PROBLEM DETAILS
Check the data underneath for lines holding the word "Spotfire", and state only how many you find.

RECORDS PROVIDED
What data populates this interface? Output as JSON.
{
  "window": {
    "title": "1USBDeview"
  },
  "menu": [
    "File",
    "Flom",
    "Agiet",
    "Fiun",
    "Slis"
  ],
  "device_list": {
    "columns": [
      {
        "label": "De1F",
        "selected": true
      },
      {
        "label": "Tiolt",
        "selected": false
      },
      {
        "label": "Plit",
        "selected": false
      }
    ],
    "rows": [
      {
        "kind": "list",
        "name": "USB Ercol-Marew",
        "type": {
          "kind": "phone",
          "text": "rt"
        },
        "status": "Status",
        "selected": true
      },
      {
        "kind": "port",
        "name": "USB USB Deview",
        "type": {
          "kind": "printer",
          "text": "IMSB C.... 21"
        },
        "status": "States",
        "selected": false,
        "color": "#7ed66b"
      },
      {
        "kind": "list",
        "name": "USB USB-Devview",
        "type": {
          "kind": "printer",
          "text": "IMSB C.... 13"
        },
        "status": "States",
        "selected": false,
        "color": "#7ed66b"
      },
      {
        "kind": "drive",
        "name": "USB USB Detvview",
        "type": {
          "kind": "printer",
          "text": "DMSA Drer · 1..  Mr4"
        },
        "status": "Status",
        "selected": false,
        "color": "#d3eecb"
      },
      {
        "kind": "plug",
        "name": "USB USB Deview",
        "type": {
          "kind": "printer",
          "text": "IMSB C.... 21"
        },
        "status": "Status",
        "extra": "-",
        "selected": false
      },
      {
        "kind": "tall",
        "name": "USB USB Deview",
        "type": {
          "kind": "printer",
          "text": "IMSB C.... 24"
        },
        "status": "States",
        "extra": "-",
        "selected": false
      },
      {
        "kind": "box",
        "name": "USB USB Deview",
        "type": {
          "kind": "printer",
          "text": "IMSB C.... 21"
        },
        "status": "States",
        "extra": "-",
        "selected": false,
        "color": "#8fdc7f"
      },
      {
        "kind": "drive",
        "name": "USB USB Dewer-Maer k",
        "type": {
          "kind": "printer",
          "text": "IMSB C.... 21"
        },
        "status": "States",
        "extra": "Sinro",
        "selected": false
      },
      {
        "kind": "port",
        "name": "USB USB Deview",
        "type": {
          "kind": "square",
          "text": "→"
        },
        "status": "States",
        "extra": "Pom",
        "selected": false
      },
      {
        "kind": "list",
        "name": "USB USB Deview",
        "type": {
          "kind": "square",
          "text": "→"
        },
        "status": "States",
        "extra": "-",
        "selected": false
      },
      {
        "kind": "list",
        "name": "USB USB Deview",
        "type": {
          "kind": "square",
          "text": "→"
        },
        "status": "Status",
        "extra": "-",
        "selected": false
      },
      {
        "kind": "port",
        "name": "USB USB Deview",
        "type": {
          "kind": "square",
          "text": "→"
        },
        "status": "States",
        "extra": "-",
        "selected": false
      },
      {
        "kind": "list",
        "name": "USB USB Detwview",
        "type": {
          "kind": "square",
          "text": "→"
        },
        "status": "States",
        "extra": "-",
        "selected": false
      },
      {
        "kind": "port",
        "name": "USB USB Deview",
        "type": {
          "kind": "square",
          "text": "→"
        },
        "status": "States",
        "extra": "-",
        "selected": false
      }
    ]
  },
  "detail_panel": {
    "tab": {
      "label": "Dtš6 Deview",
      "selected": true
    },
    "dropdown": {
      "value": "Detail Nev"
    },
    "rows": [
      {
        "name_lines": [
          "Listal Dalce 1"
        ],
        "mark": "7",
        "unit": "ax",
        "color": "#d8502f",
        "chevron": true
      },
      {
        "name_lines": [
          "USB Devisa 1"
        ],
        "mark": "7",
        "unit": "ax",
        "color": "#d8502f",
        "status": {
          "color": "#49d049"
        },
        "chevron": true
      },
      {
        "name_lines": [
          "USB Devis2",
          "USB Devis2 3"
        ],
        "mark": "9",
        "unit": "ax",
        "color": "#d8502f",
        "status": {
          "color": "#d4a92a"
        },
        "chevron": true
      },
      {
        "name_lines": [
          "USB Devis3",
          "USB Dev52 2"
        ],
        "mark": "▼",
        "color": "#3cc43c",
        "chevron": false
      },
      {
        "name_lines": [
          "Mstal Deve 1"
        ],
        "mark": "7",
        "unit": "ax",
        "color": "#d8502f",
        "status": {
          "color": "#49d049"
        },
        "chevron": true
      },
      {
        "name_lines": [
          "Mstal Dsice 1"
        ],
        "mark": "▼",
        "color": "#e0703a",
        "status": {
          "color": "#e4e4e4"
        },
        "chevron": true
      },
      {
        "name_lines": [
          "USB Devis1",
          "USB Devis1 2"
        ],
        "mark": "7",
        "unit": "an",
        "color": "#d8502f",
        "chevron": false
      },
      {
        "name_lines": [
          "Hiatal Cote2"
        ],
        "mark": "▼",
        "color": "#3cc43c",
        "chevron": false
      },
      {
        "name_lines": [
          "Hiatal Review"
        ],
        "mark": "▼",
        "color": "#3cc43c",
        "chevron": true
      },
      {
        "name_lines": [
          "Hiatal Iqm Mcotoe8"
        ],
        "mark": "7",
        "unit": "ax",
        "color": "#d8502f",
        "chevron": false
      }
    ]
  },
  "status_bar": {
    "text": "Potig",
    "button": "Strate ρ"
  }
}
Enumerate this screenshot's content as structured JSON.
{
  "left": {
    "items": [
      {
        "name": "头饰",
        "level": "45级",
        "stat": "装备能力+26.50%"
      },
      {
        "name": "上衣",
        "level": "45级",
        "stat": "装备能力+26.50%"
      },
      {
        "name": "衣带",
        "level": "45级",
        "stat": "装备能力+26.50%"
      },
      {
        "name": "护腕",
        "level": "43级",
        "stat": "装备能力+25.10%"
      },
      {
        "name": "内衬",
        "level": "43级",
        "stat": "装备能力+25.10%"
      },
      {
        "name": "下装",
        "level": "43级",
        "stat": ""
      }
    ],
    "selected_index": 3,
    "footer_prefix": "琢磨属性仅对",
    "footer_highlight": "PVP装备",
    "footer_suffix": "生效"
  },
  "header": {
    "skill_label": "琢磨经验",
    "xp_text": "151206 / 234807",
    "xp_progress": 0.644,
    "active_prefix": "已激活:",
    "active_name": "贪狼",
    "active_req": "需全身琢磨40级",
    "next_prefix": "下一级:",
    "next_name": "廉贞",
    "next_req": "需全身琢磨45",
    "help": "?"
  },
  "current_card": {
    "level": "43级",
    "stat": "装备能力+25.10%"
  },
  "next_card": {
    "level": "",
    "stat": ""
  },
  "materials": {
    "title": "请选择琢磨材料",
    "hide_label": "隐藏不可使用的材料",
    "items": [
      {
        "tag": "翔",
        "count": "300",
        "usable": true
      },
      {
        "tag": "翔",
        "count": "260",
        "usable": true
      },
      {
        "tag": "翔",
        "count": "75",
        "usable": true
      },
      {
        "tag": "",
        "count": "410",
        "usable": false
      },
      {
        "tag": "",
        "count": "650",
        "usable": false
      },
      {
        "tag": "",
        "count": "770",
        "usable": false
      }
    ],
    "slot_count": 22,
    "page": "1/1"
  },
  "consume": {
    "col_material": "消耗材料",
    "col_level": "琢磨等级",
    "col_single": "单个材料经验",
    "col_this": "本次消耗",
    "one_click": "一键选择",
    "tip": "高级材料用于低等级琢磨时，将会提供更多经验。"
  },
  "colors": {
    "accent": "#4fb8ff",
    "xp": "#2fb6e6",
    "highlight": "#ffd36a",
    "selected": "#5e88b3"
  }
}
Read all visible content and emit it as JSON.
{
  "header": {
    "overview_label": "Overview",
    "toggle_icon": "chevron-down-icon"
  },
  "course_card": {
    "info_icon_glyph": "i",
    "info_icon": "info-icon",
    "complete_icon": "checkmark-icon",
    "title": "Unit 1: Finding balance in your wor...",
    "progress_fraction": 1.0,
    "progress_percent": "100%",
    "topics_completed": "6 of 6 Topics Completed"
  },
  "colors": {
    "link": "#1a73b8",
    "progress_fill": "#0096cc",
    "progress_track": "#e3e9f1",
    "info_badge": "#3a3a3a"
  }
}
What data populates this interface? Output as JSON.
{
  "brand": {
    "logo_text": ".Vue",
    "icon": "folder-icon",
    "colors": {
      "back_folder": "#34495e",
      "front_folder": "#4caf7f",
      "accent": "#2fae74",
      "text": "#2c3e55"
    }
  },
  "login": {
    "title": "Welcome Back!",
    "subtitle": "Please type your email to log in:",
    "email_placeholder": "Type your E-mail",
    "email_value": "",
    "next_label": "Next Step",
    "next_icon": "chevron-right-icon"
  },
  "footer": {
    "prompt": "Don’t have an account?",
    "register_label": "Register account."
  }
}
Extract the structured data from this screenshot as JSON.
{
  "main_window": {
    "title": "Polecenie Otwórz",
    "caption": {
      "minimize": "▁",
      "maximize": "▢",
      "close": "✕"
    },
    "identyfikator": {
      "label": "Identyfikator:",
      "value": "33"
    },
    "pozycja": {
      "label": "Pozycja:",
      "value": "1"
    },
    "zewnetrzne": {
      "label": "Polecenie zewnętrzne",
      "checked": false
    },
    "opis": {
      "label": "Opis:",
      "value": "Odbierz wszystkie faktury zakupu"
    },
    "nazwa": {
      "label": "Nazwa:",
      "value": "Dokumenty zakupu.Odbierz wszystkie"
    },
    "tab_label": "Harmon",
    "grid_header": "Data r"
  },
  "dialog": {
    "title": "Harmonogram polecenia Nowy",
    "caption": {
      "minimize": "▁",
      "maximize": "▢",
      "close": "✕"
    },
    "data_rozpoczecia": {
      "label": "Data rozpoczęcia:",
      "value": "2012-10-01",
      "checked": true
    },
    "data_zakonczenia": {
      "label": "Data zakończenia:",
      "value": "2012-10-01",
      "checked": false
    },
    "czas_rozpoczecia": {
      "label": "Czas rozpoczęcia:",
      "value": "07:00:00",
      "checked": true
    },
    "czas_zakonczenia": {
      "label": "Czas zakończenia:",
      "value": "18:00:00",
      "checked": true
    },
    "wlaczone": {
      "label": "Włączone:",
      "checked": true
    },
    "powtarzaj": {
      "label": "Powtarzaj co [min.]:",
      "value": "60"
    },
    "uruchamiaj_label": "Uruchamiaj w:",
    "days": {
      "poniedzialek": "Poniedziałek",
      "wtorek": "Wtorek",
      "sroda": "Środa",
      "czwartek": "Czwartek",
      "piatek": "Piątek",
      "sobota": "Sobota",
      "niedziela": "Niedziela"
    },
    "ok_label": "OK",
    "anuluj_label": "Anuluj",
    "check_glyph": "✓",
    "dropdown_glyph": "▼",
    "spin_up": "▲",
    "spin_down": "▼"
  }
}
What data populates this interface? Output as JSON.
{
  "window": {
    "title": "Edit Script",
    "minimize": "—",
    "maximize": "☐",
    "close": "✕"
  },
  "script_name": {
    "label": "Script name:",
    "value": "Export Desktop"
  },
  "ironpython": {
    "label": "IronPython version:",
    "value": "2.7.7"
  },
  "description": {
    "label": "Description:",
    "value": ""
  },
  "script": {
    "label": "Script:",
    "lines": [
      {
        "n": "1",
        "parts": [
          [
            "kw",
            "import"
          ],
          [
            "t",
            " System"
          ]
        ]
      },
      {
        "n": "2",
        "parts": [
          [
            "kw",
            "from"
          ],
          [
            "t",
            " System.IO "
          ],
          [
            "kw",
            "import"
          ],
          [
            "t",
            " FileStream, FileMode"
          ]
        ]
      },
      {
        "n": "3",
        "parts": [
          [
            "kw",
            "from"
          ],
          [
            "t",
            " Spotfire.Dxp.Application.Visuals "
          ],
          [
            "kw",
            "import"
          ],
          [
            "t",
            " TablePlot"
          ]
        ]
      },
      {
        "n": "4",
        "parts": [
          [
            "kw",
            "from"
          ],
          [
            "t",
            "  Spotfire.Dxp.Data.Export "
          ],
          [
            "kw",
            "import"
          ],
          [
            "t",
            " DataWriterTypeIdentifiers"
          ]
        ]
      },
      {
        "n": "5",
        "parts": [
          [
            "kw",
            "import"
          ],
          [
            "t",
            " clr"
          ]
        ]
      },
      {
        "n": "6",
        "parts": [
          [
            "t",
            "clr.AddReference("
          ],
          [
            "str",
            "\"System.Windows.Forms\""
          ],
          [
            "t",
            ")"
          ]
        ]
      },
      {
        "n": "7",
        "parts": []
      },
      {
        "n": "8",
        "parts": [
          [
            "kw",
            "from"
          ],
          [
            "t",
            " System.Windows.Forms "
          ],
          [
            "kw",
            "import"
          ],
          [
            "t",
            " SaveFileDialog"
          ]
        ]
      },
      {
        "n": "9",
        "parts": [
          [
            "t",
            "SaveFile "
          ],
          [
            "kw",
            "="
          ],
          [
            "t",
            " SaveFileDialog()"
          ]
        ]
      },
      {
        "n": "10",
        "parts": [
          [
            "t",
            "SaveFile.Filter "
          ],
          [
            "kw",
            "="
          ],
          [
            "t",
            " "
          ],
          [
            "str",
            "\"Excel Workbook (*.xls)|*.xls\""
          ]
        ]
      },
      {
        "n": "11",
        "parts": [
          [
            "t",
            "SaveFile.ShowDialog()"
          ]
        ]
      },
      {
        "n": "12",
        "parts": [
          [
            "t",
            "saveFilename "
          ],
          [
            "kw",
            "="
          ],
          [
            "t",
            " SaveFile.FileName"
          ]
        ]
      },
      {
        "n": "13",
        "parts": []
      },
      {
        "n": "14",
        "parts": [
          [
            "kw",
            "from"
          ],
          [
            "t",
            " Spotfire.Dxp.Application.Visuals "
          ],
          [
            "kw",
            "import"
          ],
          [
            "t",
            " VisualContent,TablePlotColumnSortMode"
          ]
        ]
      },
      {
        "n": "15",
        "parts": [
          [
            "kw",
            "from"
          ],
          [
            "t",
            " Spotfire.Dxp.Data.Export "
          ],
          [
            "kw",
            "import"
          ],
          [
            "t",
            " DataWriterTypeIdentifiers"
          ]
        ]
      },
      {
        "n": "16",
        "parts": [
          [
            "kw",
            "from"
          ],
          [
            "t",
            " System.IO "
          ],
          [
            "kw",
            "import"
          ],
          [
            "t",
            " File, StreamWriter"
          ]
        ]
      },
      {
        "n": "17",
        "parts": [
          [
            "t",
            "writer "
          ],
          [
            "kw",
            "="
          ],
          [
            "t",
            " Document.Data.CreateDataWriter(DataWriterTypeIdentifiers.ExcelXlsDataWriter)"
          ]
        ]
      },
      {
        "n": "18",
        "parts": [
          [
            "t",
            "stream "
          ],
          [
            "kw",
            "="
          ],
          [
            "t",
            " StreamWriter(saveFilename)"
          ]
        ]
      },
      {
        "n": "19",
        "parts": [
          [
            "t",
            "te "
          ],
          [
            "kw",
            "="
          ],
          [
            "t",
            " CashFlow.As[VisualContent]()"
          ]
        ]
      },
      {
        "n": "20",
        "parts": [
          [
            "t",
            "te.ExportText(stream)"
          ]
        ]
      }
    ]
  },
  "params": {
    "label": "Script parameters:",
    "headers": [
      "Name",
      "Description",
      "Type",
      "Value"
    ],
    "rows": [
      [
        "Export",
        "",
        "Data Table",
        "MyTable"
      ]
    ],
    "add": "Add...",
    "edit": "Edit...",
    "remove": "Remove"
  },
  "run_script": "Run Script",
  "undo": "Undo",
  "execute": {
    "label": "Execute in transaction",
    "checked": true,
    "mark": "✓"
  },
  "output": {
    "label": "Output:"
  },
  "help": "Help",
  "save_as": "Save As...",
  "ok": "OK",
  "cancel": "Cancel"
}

FINISHED TASK
4